Could Demonic Possession Really Happen?

Reader’s Question

Is demonic possession possible, and do you believe it could happen?

Psychologist’s Reply

Psychiatric illness has been present for thousands of years. During those years, the symptoms were thought to be related to demonic possession, a disturbance of “humors”, tree spirits, etc. Modern psychiatry and psychology recognize that symptoms and behaviors once felt to be related to demonic possession are related to disturbances in brain chemistry.

How do we know these symptoms and behaviors are related to brain chemistry? First, we can artifically duplicate almost any recognized symptom or behavior by using medications and chemicals that are known to change brain chemistry. We can create paranoia, hallucinations, etc. Second, we can reduce and sometimes eliminate these same symptoms with the proper medications. Third, when treating folks with severe psychiatric illness, the same symptoms return when they stop their medications…then go away again when the medications are returned. Lastly, this current model works across cultures.

It’s also important to remember that psychiatric illness exaggerates and amplifies the existing cultural, spiritual, and personal beliefs of the individual. In short, people who believe in demonic possession are the only ones who experience it. A non-believer is unlikely to experience demonic possession. It’s also true that in most cases, only folks who have a prior belief in alien life ever report being abducted. Psychiatric symptoms, while similar in their neurochemistry, are influenced by the experience and culture of the individual. In paranoia, the person believes they are being watched by the police in their country. An individual who only speaks English never has a hallucination in a another language…that kind of thing.

While you may find other professional opinions on the matter, this is mine.

Please read our Important Disclaimer.

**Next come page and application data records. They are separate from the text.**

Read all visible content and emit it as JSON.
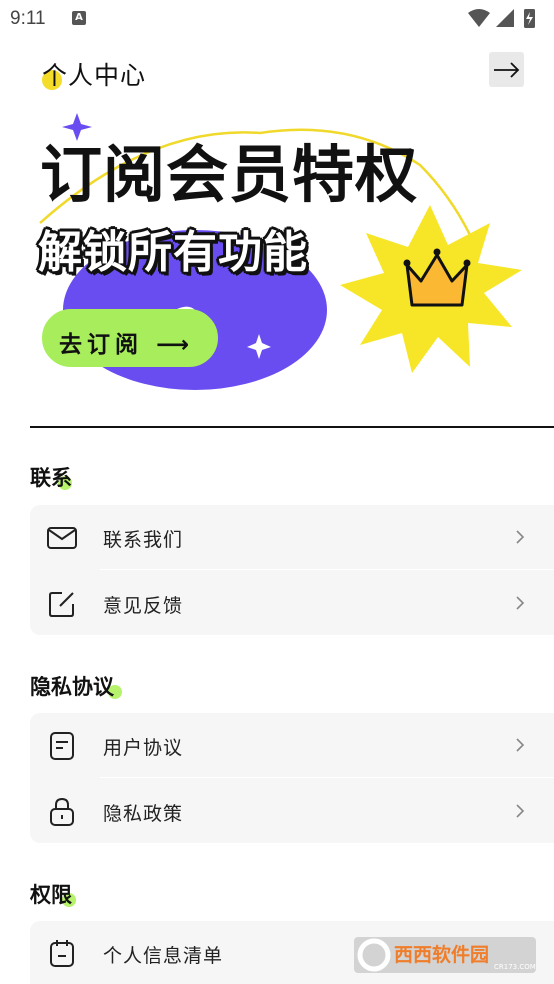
{
  "status_bar": {
    "time": "9:11",
    "notification_letter": "A"
  },
  "header": {
    "title": "个人中心"
  },
  "banner": {
    "title": "订阅会员特权",
    "subtitle": "解锁所有功能",
    "button_label": "去订阅 ⟶",
    "colors": {
      "purple": "#6a4df0",
      "yellow": "#f7e628",
      "green": "#a8ee5c"
    }
  },
  "sections": [
    {
      "title": "联系",
      "items": [
        {
          "label": "联系我们",
          "icon": "mail-icon"
        },
        {
          "label": "意见反馈",
          "icon": "edit-icon"
        }
      ]
    },
    {
      "title": "隐私协议",
      "items": [
        {
          "label": "用户协议",
          "icon": "document-icon"
        },
        {
          "label": "隐私政策",
          "icon": "lock-icon"
        }
      ]
    },
    {
      "title": "权限",
      "items": [
        {
          "label": "个人信息清单",
          "icon": "calendar-icon"
        }
      ]
    }
  ],
  "watermark": {
    "text_main": "西西软件园",
    "text_sub": "CR173.COM"
  }
}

All clinical material on this site is peer reviewed by one or more clinical psychologists or other qualified mental health professionals. Originally published by on and last reviewed or updated by Dr Greg Mulhauser, Managing Editor on .

Ask the Psychologist provides direct access to qualified clinical psychologists ready to answer your questions. It is overseen by the same international advisory board of distinguished academic faculty and mental health professionals — with decades of clinical and research experience in the US, UK and Europe — that delivers CounsellingResource.com, providing peer-reviewed mental health information you can trust. Our material is not intended as a substitute for direct consultation with a qualified mental health professional. CounsellingResource.com is accredited by the Health on the Net Foundation.

Copyright © 2020.